About this exercise: Send back every record exactly.

Recorded data
□ □ □
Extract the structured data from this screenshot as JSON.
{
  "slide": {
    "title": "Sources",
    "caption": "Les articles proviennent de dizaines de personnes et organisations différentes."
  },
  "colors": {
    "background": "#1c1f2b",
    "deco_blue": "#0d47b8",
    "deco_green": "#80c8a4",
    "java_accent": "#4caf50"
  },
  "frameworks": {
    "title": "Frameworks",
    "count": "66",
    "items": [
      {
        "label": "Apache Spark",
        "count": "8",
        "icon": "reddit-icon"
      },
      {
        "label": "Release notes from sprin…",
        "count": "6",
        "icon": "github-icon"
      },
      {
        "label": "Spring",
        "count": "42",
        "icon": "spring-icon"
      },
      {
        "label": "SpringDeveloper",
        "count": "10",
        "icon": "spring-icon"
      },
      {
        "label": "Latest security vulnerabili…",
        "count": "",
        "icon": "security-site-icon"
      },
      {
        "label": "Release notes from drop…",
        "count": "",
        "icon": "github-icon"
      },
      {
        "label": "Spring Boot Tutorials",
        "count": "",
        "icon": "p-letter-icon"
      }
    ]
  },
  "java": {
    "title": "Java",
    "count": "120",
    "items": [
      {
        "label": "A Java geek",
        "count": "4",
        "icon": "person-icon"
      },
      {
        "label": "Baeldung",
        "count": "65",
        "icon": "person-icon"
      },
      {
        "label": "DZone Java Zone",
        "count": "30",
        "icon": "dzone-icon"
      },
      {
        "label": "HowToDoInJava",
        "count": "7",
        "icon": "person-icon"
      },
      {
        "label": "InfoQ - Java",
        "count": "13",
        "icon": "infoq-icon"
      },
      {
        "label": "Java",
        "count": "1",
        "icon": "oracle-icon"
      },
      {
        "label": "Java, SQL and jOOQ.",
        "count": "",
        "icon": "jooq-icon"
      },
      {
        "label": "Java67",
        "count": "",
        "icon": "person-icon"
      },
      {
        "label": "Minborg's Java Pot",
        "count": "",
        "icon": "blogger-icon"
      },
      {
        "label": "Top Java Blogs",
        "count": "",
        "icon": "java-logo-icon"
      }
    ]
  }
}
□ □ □
Output for this exercise:
Extract the structured data from this screenshot as JSON.
{
  "slide": {
    "title": "Sources",
    "caption": "Les articles proviennent de dizaines de personnes et organisations différentes."
  },
  "colors": {
    "background": "#1c1f2b",
    "deco_blue": "#0d47b8",
    "deco_green": "#80c8a4",
    "java_accent": "#4caf50"
  },
  "frameworks": {
    "title": "Frameworks",
    "count": "66",
    "items": [
      {
        "label": "Apache Spark",
        "count": "8",
        "icon": "reddit-icon"
      },
      {
        "label": "Release notes from sprin…",
        "count": "6",
        "icon": "github-icon"
      },
      {
        "label": "Spring",
        "count": "42",
        "icon": "spring-icon"
      },
      {
        "label": "SpringDeveloper",
        "count": "10",
        "icon": "spring-icon"
      },
      {
        "label": "Latest security vulnerabili…",
        "count": "",
        "icon": "security-site-icon"
      },
      {
        "label": "Release notes from drop…",
        "count": "",
        "icon": "github-icon"
      },
      {
        "label": "Spring Boot Tutorials",
        "count": "",
        "icon": "p-letter-icon"
      }
    ]
  },
  "java": {
    "title": "Java",
    "count": "120",
    "items": [
      {
        "label": "A Java geek",
        "count": "4",
        "icon": "person-icon"
      },
      {
        "label": "Baeldung",
        "count": "65",
        "icon": "person-icon"
      },
      {
        "label": "DZone Java Zone",
        "count": "30",
        "icon": "dzone-icon"
      },
      {
        "label": "HowToDoInJava",
        "count": "7",
        "icon": "person-icon"
      },
      {
        "label": "InfoQ - Java",
        "count": "13",
        "icon": "infoq-icon"
      },
      {
        "label": "Java",
        "count": "1",
        "icon": "oracle-icon"
      },
      {
        "label": "Java, SQL and jOOQ.",
        "count": "",
        "icon": "jooq-icon"
      },
      {
        "label": "Java67",
        "count": "",
        "icon": "person-icon"
      },
      {
        "label": "Minborg's Java Pot",
        "count": "",
        "icon": "blogger-icon"
      },
      {
        "label": "Top Java Blogs",
        "count": "",
        "icon": "java-logo-icon"
      }
    ]
  }
}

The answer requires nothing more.